I also feel that hierarchy is important to some extent. People have to be empowered and be given the choice to do things in a certain way but hierarchy can make sure that the process continues smoothly with someone having the last say. As a person in a leading role it's important to guide people in a certain direction and listen to them instead of just bossing around. People tend to lose their creativity around people with a "my way or the highway" attitude.
Team sizes have been more of an issue in game development than in IT projects. Those projects have usually required smaller teams with a few exceptions. But if you are working on a large software project where team sizes grow you will still be faced with the same issues as in game development and I would argue that the same solutions will work, in most cases at least.
What about art?
You might have noticed that I have not spoken much about art yet. This is where the IT projects I have been working on and the games I now make differ the most. At Bugbear we have a legion of artists and level designers that create the actual content for our games. In addition to game designers, this group of people comes up with a large portion of our functional requirements.
Many of the software projects I was developing actually had a heavy focus on content as well. It was not sound and visual arts like here at Bugbear but it was content created by the customers to make the software functional. Starting to use a certain system usually meant giving our customer the necessary tools to populate the new system with information. This meant that project management would have to shift a bit at the late stages of the project to facilitate those needs.
To some extent you can think of the content teams as internal customers with programmers building the tools for them to build the game content you see on the screen and hear through your speakers. Their requirements play a big role in how we design our features and how they are prioritized.

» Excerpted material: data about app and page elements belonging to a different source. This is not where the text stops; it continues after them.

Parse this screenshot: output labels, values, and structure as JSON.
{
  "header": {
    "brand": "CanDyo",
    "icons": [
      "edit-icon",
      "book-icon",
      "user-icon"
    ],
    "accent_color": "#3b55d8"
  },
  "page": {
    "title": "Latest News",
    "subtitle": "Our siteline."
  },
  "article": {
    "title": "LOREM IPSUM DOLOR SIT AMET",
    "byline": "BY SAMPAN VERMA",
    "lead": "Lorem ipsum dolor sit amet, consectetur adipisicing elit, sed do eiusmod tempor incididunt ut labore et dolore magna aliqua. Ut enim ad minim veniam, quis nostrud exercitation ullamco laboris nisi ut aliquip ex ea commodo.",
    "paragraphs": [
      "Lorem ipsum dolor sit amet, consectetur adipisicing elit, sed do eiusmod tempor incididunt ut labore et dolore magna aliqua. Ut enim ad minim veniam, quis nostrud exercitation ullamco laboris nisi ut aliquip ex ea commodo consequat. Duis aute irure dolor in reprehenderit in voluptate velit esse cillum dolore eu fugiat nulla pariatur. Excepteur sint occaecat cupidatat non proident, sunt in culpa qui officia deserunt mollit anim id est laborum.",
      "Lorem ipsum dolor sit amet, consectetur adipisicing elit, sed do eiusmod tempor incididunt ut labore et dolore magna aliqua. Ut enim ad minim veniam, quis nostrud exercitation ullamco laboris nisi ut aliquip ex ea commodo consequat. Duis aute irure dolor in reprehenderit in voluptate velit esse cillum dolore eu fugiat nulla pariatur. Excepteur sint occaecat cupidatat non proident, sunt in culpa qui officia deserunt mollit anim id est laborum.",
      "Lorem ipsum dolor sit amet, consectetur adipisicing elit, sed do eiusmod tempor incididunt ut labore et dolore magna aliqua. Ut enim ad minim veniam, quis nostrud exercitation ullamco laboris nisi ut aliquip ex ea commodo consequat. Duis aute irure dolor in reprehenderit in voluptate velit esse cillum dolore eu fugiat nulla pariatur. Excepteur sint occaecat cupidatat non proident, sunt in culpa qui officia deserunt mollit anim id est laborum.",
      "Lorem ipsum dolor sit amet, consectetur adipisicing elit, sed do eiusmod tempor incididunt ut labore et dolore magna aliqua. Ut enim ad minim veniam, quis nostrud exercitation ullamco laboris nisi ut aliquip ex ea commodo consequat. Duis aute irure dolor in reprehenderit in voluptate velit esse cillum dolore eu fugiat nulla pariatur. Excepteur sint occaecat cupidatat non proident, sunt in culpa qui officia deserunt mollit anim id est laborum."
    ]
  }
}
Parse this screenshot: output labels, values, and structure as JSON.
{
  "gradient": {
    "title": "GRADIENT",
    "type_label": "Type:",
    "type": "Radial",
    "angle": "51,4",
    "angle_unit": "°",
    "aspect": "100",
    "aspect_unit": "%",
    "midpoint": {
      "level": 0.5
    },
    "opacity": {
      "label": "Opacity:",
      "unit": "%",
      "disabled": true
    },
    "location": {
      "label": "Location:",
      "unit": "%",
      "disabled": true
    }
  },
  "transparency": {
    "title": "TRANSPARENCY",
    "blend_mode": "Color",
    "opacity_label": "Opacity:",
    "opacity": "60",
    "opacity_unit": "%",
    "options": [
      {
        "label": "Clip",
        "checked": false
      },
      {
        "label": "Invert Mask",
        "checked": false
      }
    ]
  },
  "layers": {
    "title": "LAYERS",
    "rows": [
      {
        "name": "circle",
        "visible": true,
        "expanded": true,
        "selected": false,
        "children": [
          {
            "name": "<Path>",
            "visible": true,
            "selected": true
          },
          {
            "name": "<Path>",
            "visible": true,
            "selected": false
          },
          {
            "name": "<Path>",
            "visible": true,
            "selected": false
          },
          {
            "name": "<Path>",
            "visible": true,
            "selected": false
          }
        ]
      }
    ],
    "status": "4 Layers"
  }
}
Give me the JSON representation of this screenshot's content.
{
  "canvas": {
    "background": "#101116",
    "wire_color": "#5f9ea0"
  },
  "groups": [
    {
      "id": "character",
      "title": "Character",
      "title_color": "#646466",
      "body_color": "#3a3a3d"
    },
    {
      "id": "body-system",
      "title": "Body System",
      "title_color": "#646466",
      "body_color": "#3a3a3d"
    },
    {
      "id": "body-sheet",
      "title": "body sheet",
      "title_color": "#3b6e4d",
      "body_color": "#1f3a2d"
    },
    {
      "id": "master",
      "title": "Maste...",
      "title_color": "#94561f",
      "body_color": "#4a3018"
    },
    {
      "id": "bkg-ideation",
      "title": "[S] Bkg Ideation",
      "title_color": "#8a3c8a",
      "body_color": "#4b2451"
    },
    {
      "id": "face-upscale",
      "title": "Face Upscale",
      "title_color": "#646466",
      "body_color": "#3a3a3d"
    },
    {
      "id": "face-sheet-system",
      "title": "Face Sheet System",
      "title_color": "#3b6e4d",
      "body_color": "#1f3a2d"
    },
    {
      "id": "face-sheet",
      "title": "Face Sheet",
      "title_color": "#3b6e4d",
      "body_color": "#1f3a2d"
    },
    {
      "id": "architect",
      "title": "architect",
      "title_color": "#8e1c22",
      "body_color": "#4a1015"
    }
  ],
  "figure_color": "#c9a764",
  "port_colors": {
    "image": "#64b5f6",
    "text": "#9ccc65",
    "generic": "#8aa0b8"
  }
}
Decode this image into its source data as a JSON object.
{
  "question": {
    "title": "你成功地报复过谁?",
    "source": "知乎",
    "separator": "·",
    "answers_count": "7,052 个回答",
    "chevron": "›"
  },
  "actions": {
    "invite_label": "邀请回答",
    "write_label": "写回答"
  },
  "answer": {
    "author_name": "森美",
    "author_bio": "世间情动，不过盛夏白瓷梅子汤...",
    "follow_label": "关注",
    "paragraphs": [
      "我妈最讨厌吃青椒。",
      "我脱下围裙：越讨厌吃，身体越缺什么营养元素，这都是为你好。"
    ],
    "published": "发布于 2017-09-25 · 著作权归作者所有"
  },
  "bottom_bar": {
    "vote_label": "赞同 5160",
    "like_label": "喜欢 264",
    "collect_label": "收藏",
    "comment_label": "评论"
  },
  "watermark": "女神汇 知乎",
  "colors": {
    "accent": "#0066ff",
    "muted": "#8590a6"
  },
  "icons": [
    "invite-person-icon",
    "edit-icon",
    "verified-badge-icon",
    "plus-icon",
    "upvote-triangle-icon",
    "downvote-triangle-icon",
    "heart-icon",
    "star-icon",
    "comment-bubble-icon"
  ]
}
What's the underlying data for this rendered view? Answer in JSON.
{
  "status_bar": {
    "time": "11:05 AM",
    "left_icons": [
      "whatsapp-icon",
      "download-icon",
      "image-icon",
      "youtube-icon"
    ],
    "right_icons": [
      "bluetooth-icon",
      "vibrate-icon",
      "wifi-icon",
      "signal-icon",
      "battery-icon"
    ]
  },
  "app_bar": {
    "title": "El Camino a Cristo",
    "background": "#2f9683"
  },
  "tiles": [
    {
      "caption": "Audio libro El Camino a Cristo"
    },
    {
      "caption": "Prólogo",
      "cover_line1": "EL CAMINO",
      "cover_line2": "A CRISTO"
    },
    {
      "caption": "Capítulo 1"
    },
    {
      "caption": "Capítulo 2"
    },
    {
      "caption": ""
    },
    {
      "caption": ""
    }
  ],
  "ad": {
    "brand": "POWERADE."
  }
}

I hope this discussion goes to show that there are many similarities in the types of projects I have worked on in the IT industry and the projects I currently work on. This basically comes from the fact that in both industries we are working on a system that has a user interface, is interactive and has some kind of content. This is why I encourage you to keep your eyes open for ideas that come from other industries and think about how they could be applicable in your field of interest.